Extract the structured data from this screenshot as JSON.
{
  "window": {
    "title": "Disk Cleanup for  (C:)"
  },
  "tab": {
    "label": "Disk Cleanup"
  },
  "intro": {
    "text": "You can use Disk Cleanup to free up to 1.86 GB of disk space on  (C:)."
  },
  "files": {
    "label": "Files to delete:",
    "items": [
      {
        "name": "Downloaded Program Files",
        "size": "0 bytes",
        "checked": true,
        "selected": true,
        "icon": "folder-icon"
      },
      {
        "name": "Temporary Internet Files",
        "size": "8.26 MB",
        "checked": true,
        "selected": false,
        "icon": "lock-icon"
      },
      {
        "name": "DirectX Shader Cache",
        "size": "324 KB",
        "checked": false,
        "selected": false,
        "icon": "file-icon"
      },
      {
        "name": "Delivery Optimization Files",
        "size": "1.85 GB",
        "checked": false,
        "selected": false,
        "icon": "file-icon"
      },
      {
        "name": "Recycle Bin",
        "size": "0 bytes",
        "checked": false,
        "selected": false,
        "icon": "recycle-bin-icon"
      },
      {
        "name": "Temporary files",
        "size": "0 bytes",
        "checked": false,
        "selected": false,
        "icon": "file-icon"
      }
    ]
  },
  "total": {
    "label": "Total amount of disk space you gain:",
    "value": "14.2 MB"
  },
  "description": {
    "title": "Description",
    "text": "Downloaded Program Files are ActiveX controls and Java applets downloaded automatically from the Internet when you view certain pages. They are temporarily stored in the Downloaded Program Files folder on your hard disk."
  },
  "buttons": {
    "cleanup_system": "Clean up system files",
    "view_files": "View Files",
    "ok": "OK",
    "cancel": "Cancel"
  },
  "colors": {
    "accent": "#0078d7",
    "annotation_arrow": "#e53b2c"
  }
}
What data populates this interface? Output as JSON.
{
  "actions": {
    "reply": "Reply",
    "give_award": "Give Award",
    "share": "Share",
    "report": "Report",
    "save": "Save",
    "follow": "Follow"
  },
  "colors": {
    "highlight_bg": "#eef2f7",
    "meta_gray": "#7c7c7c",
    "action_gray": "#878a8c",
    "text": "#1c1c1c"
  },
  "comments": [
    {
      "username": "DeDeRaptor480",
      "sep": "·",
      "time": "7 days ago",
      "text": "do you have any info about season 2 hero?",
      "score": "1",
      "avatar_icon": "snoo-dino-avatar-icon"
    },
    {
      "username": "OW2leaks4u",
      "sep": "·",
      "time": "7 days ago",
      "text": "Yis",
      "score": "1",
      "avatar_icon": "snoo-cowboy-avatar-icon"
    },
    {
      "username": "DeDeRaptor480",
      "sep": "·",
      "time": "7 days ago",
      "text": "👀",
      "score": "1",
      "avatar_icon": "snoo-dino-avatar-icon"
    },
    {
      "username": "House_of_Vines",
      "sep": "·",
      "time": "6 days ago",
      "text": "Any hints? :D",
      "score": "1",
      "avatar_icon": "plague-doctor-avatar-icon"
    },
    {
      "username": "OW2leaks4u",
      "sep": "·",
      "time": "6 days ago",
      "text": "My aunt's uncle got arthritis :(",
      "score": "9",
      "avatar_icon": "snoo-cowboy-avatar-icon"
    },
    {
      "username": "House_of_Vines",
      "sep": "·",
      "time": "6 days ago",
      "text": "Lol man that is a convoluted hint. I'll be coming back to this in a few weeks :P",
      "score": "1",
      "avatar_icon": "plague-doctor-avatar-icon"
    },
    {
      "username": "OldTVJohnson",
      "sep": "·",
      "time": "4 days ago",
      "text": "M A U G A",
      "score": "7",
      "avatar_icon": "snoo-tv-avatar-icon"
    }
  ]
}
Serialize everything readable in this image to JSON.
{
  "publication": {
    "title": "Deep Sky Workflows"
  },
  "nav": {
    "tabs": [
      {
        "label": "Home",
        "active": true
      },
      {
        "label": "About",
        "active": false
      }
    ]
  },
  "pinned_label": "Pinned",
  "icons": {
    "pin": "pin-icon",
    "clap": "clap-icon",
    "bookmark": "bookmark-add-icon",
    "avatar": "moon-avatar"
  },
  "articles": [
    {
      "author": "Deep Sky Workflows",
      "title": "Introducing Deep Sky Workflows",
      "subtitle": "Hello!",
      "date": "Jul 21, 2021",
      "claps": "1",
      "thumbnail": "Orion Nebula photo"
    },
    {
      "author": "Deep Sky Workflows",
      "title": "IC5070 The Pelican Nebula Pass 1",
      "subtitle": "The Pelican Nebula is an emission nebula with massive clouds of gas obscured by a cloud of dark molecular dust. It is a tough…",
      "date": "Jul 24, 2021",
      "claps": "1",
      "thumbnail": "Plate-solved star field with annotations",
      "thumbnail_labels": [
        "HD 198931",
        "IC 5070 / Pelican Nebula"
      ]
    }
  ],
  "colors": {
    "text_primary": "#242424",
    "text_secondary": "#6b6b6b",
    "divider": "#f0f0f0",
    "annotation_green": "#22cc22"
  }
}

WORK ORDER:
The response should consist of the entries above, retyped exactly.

TASK OUTPUT:
Extract the structured data from this screenshot as JSON.
{
  "window": {
    "title": "Disk Cleanup for  (C:)"
  },
  "tab": {
    "label": "Disk Cleanup"
  },
  "intro": {
    "text": "You can use Disk Cleanup to free up to 1.86 GB of disk space on  (C:)."
  },
  "files": {
    "label": "Files to delete:",
    "items": [
      {
        "name": "Downloaded Program Files",
        "size": "0 bytes",
        "checked": true,
        "selected": true,
        "icon": "folder-icon"
      },
      {
        "name": "Temporary Internet Files",
        "size": "8.26 MB",
        "checked": true,
        "selected": false,
        "icon": "lock-icon"
      },
      {
        "name": "DirectX Shader Cache",
        "size": "324 KB",
        "checked": false,
        "selected": false,
        "icon": "file-icon"
      },
      {
        "name": "Delivery Optimization Files",
        "size": "1.85 GB",
        "checked": false,
        "selected": false,
        "icon": "file-icon"
      },
      {
        "name": "Recycle Bin",
        "size": "0 bytes",
        "checked": false,
        "selected": false,
        "icon": "recycle-bin-icon"
      },
      {
        "name": "Temporary files",
        "size": "0 bytes",
        "checked": false,
        "selected": false,
        "icon": "file-icon"
      }
    ]
  },
  "total": {
    "label": "Total amount of disk space you gain:",
    "value": "14.2 MB"
  },
  "description": {
    "title": "Description",
    "text": "Downloaded Program Files are ActiveX controls and Java applets downloaded automatically from the Internet when you view certain pages. They are temporarily stored in the Downloaded Program Files folder on your hard disk."
  },
  "buttons": {
    "cleanup_system": "Clean up system files",
    "view_files": "View Files",
    "ok": "OK",
    "cancel": "Cancel"
  },
  "colors": {
    "accent": "#0078d7",
    "annotation_arrow": "#e53b2c"
  }
}
What data populates this interface? Output as JSON.
{
  "actions": {
    "reply": "Reply",
    "give_award": "Give Award",
    "share": "Share",
    "report": "Report",
    "save": "Save",
    "follow": "Follow"
  },
  "colors": {
    "highlight_bg": "#eef2f7",
    "meta_gray": "#7c7c7c",
    "action_gray": "#878a8c",
    "text": "#1c1c1c"
  },
  "comments": [
    {
      "username": "DeDeRaptor480",
      "sep": "·",
      "time": "7 days ago",
      "text": "do you have any info about season 2 hero?",
      "score": "1",
      "avatar_icon": "snoo-dino-avatar-icon"
    },
    {
      "username": "OW2leaks4u",
      "sep": "·",
      "time": "7 days ago",
      "text": "Yis",
      "score": "1",
      "avatar_icon": "snoo-cowboy-avatar-icon"
    },
    {
      "username": "DeDeRaptor480",
      "sep": "·",
      "time": "7 days ago",
      "text": "👀",
      "score": "1",
      "avatar_icon": "snoo-dino-avatar-icon"
    },
    {
      "username": "House_of_Vines",
      "sep": "·",
      "time": "6 days ago",
      "text": "Any hints? :D",
      "score": "1",
      "avatar_icon": "plague-doctor-avatar-icon"
    },
    {
      "username": "OW2leaks4u",
      "sep": "·",
      "time": "6 days ago",
      "text": "My aunt's uncle got arthritis :(",
      "score": "9",
      "avatar_icon": "snoo-cowboy-avatar-icon"
    },
    {
      "username": "House_of_Vines",
      "sep": "·",
      "time": "6 days ago",
      "text": "Lol man that is a convoluted hint. I'll be coming back to this in a few weeks :P",
      "score": "1",
      "avatar_icon": "plague-doctor-avatar-icon"
    },
    {
      "username": "OldTVJohnson",
      "sep": "·",
      "time": "4 days ago",
      "text": "M A U G A",
      "score": "7",
      "avatar_icon": "snoo-tv-avatar-icon"
    }
  ]
}
Serialize everything readable in this image to JSON.
{
  "publication": {
    "title": "Deep Sky Workflows"
  },
  "nav": {
    "tabs": [
      {
        "label": "Home",
        "active": true
      },
      {
        "label": "About",
        "active": false
      }
    ]
  },
  "pinned_label": "Pinned",
  "icons": {
    "pin": "pin-icon",
    "clap": "clap-icon",
    "bookmark": "bookmark-add-icon",
    "avatar": "moon-avatar"
  },
  "articles": [
    {
      "author": "Deep Sky Workflows",
      "title": "Introducing Deep Sky Workflows",
      "subtitle": "Hello!",
      "date": "Jul 21, 2021",
      "claps": "1",
      "thumbnail": "Orion Nebula photo"
    },
    {
      "author": "Deep Sky Workflows",
      "title": "IC5070 The Pelican Nebula Pass 1",
      "subtitle": "The Pelican Nebula is an emission nebula with massive clouds of gas obscured by a cloud of dark molecular dust. It is a tough…",
      "date": "Jul 24, 2021",
      "claps": "1",
      "thumbnail": "Plate-solved star field with annotations",
      "thumbnail_labels": [
        "HD 198931",
        "IC 5070 / Pelican Nebula"
      ]
    }
  ],
  "colors": {
    "text_primary": "#242424",
    "text_secondary": "#6b6b6b",
    "divider": "#f0f0f0",
    "annotation_green": "#22cc22"
  }
}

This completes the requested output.